  • Do not second guess your selections if you're a travel team.  I learned early on to not second guess myself after tryouts and it's been a good habit.  Second guessing yourself is disrespectful to everybody who came to tryouts.
  • Do not decrease your commitment as the season passes.  Cancelling a training session is a slap in the face to the kids.
  • ICE CREAM! Ice Cream fixes everything.
  • Be professional at all times.  You may hear the occasional negative comment, do not fire back. Ever. 
  • Do not make excuses and defend yourself in front of parents because you think they're upset.  Just coach as best as you can.
  • The more your team struggles, yelling at a referee is an even bigger no-no.  It's a necessary move to not make your kids think you're coming undone. 
  • Talk to your parents about cheering more, applauding things you address at training and cheering for both teams.
  • Do not speech your players about losing at training.  They know they're losing because they were there.
  • Give your players other "developmentally-meaningful" goals to achieve during games (consecutive passes, wall passes, shots on goal, blocked shots, 1v1 battles won, etc).  You would be surprised how breaking the game down into winnable chunks might improve the big picture.
  • Assign players jobs during games, bringing everybody into the action. (restarts, set pieces, etc)
  • Recognize when it's becoming mental and they just assume they are going to lose.  Address this through your activities at training.
  • Ask for help if you need it.
Let's be realistic and look at the bigger picture.  If you coach U12 and below, you may very well be losing games because you don't have that "big kid" who can relieve pressure and change the game in one long pass or run.  At these ages, work with EVERY player.  When everybody catches up to each other at U13/U14 you might be surprised who is considered a good player and who isn't.  (Read about LTPD)

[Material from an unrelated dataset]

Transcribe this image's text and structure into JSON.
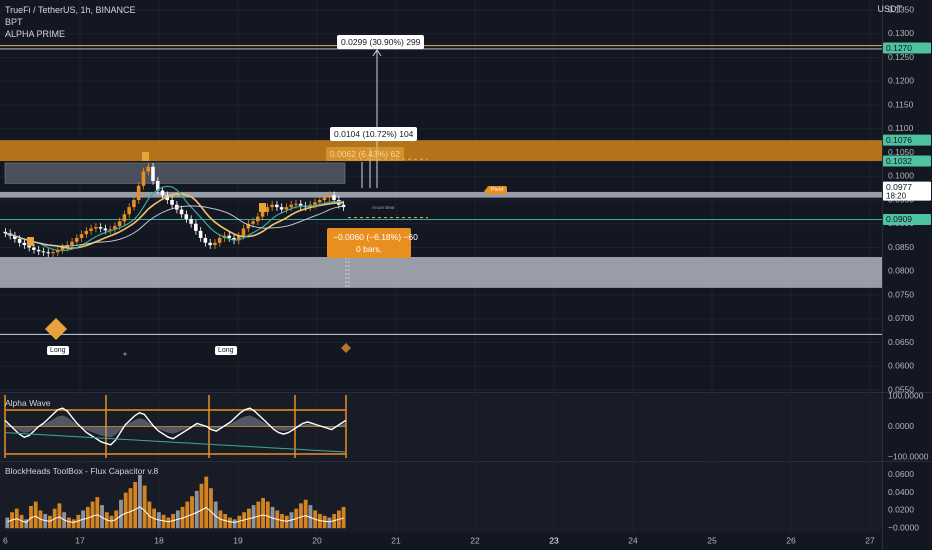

There is one major consistency that I've noticed.  Parents who played sports could see intangibles on teams that were not succeeding.  Technique, ideas, attitude, comfort level, individual improvement, etc.  It was people who knew very little about sports that used the scoreboard as their only indicator for success.  But, in their defense, sports in North America did use the scoreboard as the only barometer for success.

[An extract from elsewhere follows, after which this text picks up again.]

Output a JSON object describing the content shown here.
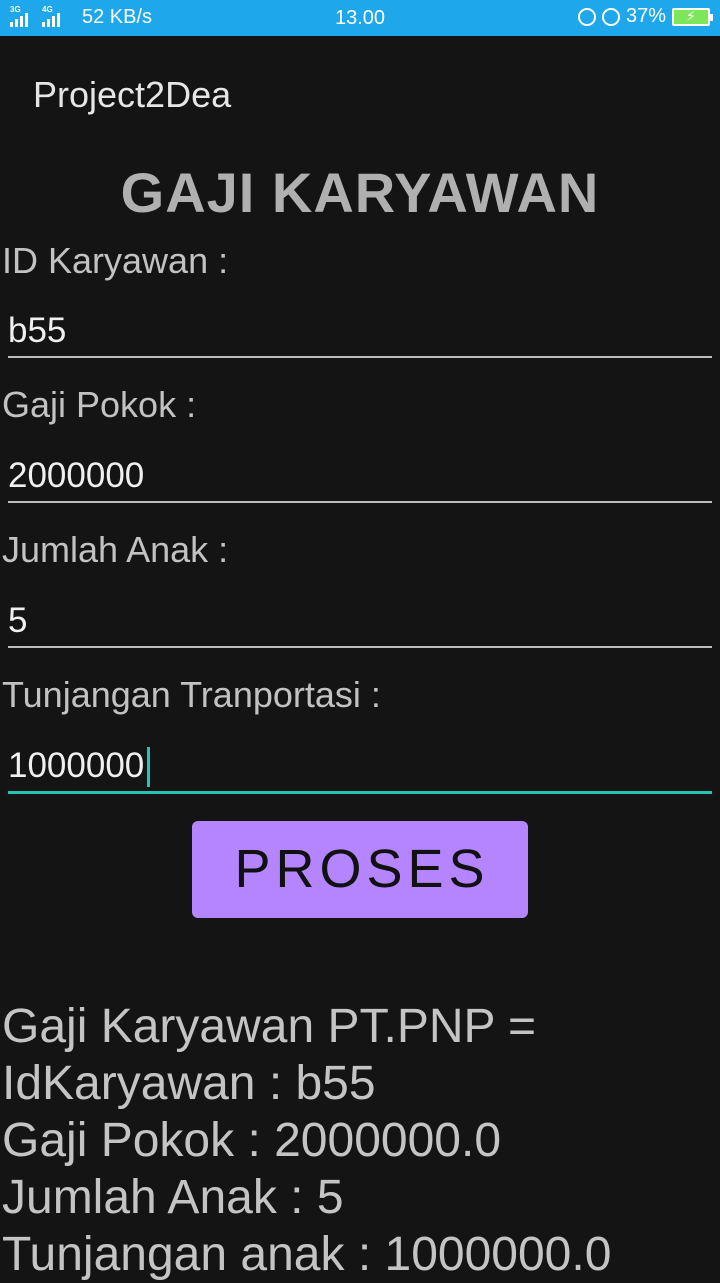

At the end of the day, if your program is enjoyable and the kids are happy and learning, you're doing fine.  The last thing we want is for coaches to quit because they think they aren't good at what they do.  Hopefully with the elimination of scores and standings U12 and below that element of self-imposed pressure is minimized or eliminated. (Read abut LTPD again!)

Some great examples I've learned from in the past.

Years back, my son had a team in his league that finished dead last at U11.  But they were always showing well and did smart things.  LAST.  0 points.  By watching the players and listening to the sideline, you knew they had a good coach.  That fall, every boy went back to tryouts, plus players from other teams, including my son.  Good players from around Niagara went to tryout for a team that was just relegated.

I ran a session the other night for a team that isn't doing well in terms of standings.  I saw 20 minutes of a previous game.  The coaches' body language was positive.  At training, every girl ran from their car to the field, chipper and they all worked hard.  Their attendance was strong.  Somebody is doing something right and the girls respond positively.

A U17 boys team was struggling with attendance during 2012, and as a result losing a lot of games.  Their coach also coached 2 men's teams.  The boys on the team fulfilled that team's commitment to their league but were all given a chance to play at the men's level.  He kept their interest and passion using whatever he could.

Coach and keep your team enjoyable.  Your group may be a challenge, but that makes the job more interesting.

P.S.  I think I just invented a term "developmentally-meaningful".  You can use it if you want with a royalty payment of $0.02/use.  Since there are no pennies left in Canada, please send me $1.00 to cover 50 uses.  :)

P.P.S  If you are coaching against a team that is always losing please don't yell out "this is a great chance to get your first goal Johnny!" or "we'll miss up the positions after we have a good lead".